# [Your task]
What lines below contain the string "Katarzyna"? List them all.

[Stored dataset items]

....

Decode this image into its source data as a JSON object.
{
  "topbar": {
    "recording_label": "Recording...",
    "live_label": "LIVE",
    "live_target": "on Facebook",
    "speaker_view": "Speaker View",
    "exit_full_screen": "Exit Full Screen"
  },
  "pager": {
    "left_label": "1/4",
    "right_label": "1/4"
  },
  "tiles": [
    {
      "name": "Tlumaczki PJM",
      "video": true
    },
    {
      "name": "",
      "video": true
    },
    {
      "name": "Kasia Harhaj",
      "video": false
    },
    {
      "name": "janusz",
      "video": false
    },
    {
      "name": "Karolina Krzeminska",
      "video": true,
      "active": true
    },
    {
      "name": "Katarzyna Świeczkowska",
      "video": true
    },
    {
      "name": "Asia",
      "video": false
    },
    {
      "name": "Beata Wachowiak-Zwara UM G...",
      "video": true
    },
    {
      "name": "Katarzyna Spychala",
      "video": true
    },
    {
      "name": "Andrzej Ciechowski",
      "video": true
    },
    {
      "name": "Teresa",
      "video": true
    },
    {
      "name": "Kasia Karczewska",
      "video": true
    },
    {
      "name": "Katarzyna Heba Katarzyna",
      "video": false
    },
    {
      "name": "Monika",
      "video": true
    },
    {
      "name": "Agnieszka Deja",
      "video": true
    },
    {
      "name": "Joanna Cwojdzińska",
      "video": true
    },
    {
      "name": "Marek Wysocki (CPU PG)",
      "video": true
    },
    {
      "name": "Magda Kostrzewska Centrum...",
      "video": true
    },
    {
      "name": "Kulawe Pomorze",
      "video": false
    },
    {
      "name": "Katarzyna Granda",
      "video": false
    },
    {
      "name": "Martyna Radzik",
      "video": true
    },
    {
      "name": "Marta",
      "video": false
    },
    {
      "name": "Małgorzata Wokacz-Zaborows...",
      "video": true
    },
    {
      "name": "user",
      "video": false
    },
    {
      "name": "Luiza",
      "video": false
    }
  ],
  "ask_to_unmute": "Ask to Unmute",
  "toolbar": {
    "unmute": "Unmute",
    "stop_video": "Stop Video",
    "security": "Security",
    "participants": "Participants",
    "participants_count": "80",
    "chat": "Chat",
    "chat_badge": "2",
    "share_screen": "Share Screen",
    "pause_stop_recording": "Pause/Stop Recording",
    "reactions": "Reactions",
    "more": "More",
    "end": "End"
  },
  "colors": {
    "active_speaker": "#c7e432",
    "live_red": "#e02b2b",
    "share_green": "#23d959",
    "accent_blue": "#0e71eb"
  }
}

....

# [Answer below]
      "name": "Katarzyna Świeczkowska",
      "name": "Katarzyna Spychala",
      "name": "Katarzyna Heba Katarzyna",
      "name": "Katarzyna Granda",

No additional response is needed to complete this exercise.